As this Court has stated many times, mandamus will not issue unless the right of the petitioner is clear and specific; it can never be invoked in a doubtful case: Purcell et al. v. Altoona et al., supra; Angelotti v. Rankin Orough et al., 341 Pa. 320, 19 A.2d 398.
The burden of proof was on the plaintiff to establish a prima facie case by clearly alleging that the County Commissioners had a definite sum on hand unencumbered for County purposes. This it failed to do.
The other grounds relied upon by the court below in sustaining defendant's demurrer are not treated in this discussion for in the absence of a right to enforce which is specific, clear, well defined, complete and legal, plaintiff failed to meet the "sine qua non" of a complaint in mandamus and accordingly the court below properly refused to issue the writ.

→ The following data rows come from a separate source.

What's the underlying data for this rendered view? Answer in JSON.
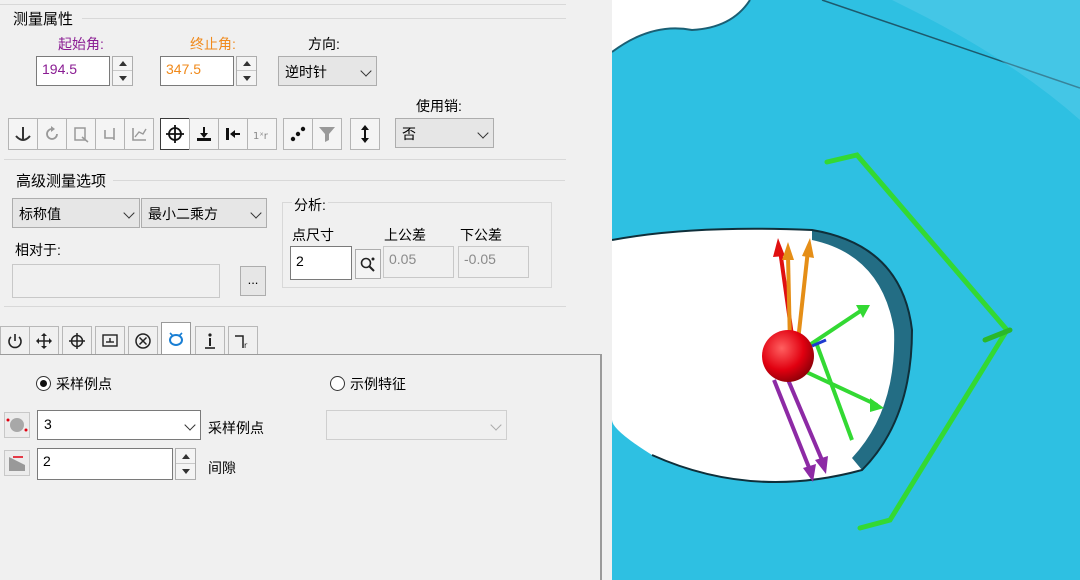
{
  "measure_props": {
    "title": "测量属性",
    "start_angle_label": "起始角:",
    "start_angle_value": "194.5",
    "end_angle_label": "终止角:",
    "end_angle_value": "347.5",
    "direction_label": "方向:",
    "direction_value": "逆时针",
    "use_pin_label": "使用销:",
    "use_pin_value": "否"
  },
  "advanced": {
    "title": "高级测量选项",
    "nominal_value": "标称值",
    "fit_method": "最小二乘方",
    "relative_to_label": "相对于:",
    "relative_to_value": "",
    "browse_label": "...",
    "analysis_title": "分析:",
    "point_size_label": "点尺寸",
    "point_size_value": "2",
    "upper_tol_label": "上公差",
    "upper_tol_value": "0.05",
    "lower_tol_label": "下公差",
    "lower_tol_value": "-0.05"
  },
  "sampling": {
    "radio_sample_points": "采样例点",
    "radio_sample_feature": "示例特征",
    "points_value": "3",
    "points_label": "采样例点",
    "gap_value": "2",
    "gap_label": "间隙",
    "feature_value": ""
  },
  "colors": {
    "start_angle": "#8a1c93",
    "end_angle": "#f0891a",
    "viewport_bg": "#2ec0e2",
    "hole_fill": "#ffffff",
    "probe_ball": "#e10010",
    "vector_green": "#2ee12e",
    "vector_orange": "#e58e17",
    "vector_purple": "#8d2aa5"
  },
  "icons": {
    "toolbar": [
      "anchor-icon",
      "rotate-icon",
      "fit-plane-icon",
      "return-icon",
      "plot-icon",
      "crosshair-icon",
      "project-down-icon",
      "move-left-icon",
      "scale-icon",
      "scatter-icon",
      "filter-icon",
      "vertical-measure-icon"
    ],
    "tabs": [
      "power-icon",
      "move-icon",
      "target-icon",
      "image-icon",
      "close-circle-icon",
      "ring-icon",
      "info-icon",
      "tolerance-icon"
    ]
  }
}
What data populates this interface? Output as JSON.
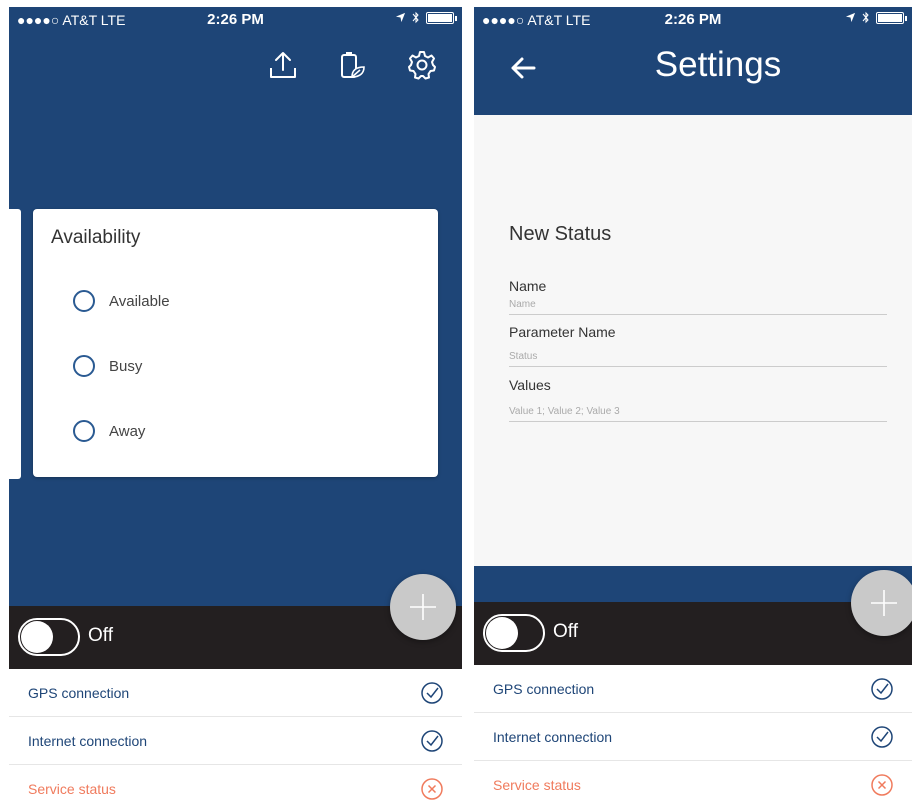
{
  "status_bar": {
    "carrier": "●●●●○ AT&T  LTE",
    "time": "2:26 PM"
  },
  "left_screen": {
    "top_icons": [
      "upload-icon",
      "battery-leaf-icon",
      "gear-icon"
    ],
    "card": {
      "title": "Availability",
      "options": [
        {
          "label": "Available"
        },
        {
          "label": "Busy"
        },
        {
          "label": "Away"
        }
      ]
    }
  },
  "right_screen": {
    "header": {
      "title": "Settings"
    },
    "form": {
      "title": "New Status",
      "fields": [
        {
          "label": "Name",
          "placeholder": "Name"
        },
        {
          "label": "Parameter Name",
          "placeholder": "Status"
        },
        {
          "label": "Values",
          "placeholder": "Value 1; Value 2; Value 3"
        }
      ]
    }
  },
  "switch": {
    "label": "Off",
    "state": "off"
  },
  "status_items": [
    {
      "label": "GPS connection",
      "state": "ok"
    },
    {
      "label": "Internet connection",
      "state": "ok"
    },
    {
      "label": "Service status",
      "state": "error"
    }
  ],
  "colors": {
    "primary": "#1e4577",
    "link_text": "#1e4577",
    "error": "#f07b5d",
    "dark_bar": "#231f20",
    "fab": "#c9c9c9"
  }
}
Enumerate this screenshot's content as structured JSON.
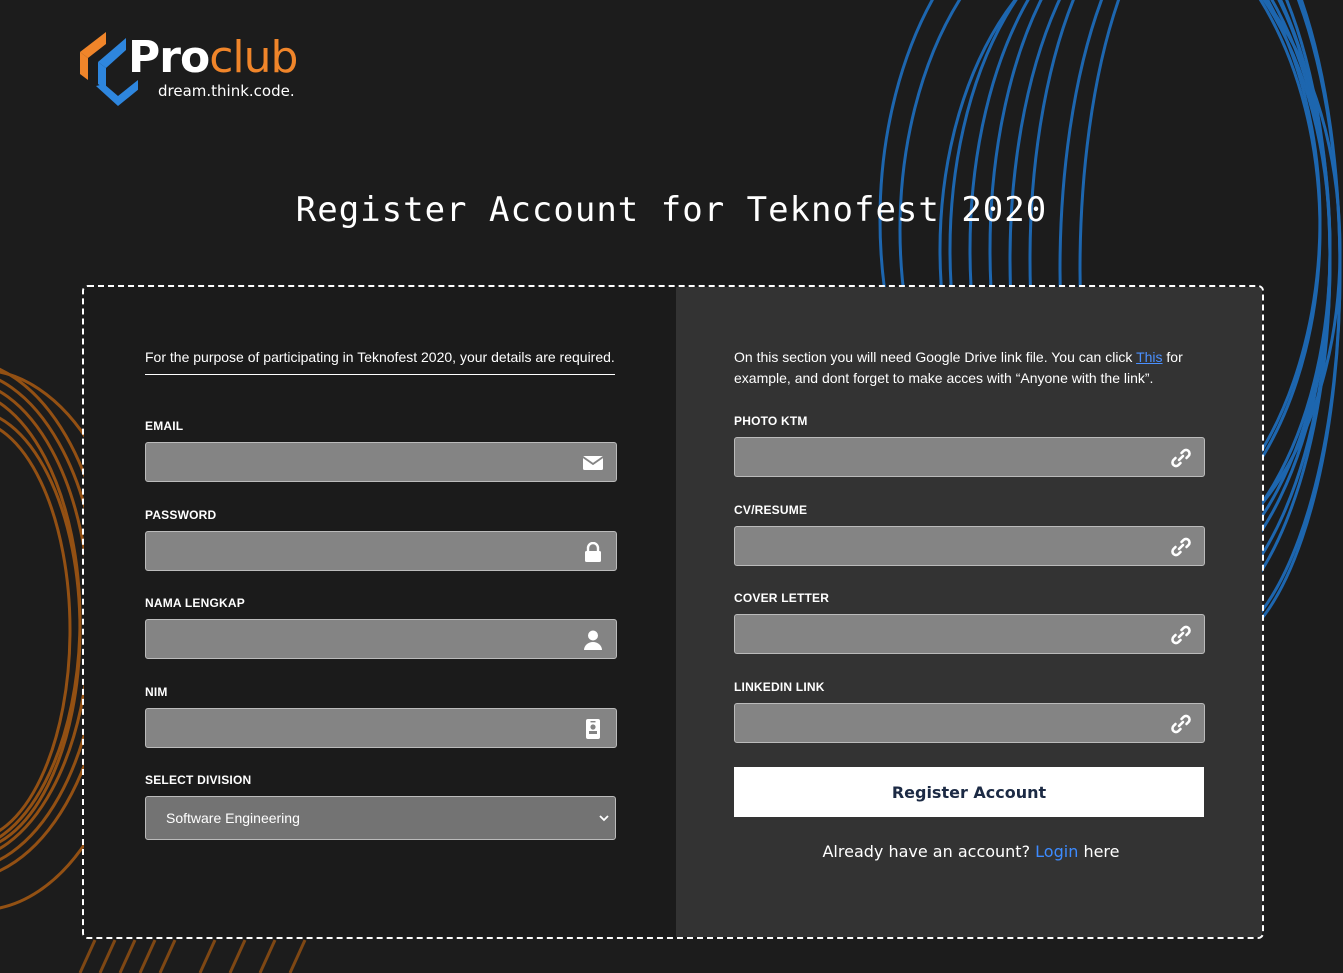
{
  "brand": {
    "name_part1": "Pro",
    "name_part2": "club",
    "tagline": "dream.think.code."
  },
  "page_title": "Register Account for Teknofest 2020",
  "left_section": {
    "intro": "For the purpose of participating in Teknofest 2020, your details are required.",
    "fields": [
      {
        "label": "EMAIL",
        "value": "",
        "icon": "envelope-icon"
      },
      {
        "label": "PASSWORD",
        "value": "",
        "icon": "lock-icon"
      },
      {
        "label": "NAMA LENGKAP",
        "value": "",
        "icon": "user-icon"
      },
      {
        "label": "NIM",
        "value": "",
        "icon": "id-badge-icon"
      }
    ],
    "division": {
      "label": "SELECT DIVISION",
      "selected": "Software Engineering"
    }
  },
  "right_section": {
    "intro_before": "On this section you will need Google Drive link file. You can click ",
    "intro_link": "This",
    "intro_after": " for example, and dont forget to make acces with “Anyone with the link”.",
    "fields": [
      {
        "label": "PHOTO KTM",
        "value": "",
        "icon": "link-icon"
      },
      {
        "label": "CV/RESUME",
        "value": "",
        "icon": "link-icon"
      },
      {
        "label": "COVER LETTER",
        "value": "",
        "icon": "link-icon"
      },
      {
        "label": "LINKEDIN LINK",
        "value": "",
        "icon": "link-icon"
      }
    ],
    "register_button": "Register Account",
    "login_prefix": "Already have an account?",
    "login_link": "Login",
    "login_suffix": "here"
  },
  "colors": {
    "background": "#1c1c1c",
    "panel_right": "#333333",
    "field_bg": "#848484",
    "brand_orange": "#f0852a",
    "brand_blue": "#2e86de",
    "link_blue": "#3d8bff"
  }
}
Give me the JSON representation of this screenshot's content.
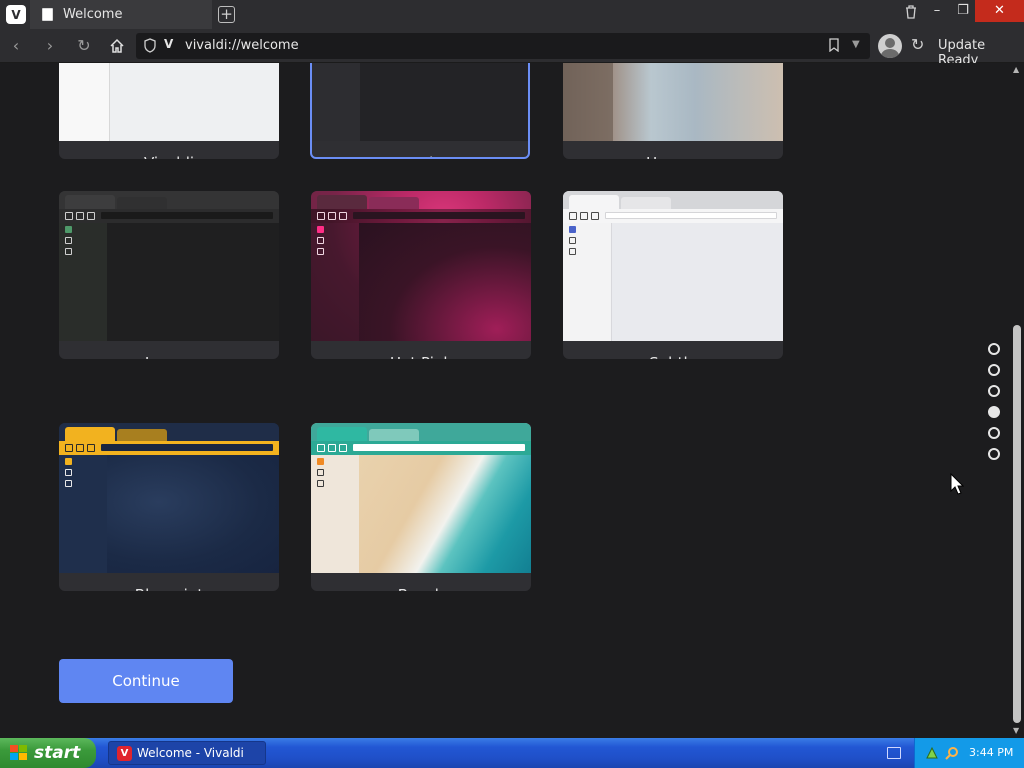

Order affirmed; costs to be paid by appellant.
Order affirmed; costs to be paid by appellant.